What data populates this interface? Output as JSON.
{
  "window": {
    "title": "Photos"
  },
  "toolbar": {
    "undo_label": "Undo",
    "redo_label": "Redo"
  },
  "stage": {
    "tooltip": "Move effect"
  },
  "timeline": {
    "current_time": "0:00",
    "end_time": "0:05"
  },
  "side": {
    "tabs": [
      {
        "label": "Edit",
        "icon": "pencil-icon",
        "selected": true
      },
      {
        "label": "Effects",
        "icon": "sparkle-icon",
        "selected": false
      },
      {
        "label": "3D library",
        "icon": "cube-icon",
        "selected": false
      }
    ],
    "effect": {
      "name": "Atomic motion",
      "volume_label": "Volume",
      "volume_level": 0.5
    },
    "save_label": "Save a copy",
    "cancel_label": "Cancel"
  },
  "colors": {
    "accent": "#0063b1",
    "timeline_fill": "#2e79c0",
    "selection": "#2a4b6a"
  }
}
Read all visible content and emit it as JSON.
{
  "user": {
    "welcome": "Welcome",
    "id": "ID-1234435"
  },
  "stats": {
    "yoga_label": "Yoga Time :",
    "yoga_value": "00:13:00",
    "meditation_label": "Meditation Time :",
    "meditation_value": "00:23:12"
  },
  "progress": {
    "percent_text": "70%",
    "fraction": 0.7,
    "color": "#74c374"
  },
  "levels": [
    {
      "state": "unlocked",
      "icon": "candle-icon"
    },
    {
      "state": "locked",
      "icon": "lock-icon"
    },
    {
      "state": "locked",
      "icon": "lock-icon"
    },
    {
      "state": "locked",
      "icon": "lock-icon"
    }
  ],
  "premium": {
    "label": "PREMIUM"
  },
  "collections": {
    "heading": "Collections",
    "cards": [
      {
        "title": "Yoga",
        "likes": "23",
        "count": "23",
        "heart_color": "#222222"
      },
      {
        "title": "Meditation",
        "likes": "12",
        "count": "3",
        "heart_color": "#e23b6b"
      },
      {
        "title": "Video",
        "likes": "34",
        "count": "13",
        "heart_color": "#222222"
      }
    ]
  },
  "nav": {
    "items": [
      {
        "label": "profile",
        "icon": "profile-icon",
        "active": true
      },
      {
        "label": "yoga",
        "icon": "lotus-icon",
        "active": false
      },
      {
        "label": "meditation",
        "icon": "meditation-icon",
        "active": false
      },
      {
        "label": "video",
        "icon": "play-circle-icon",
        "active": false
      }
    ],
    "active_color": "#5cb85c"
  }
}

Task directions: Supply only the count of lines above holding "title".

Answer space: 4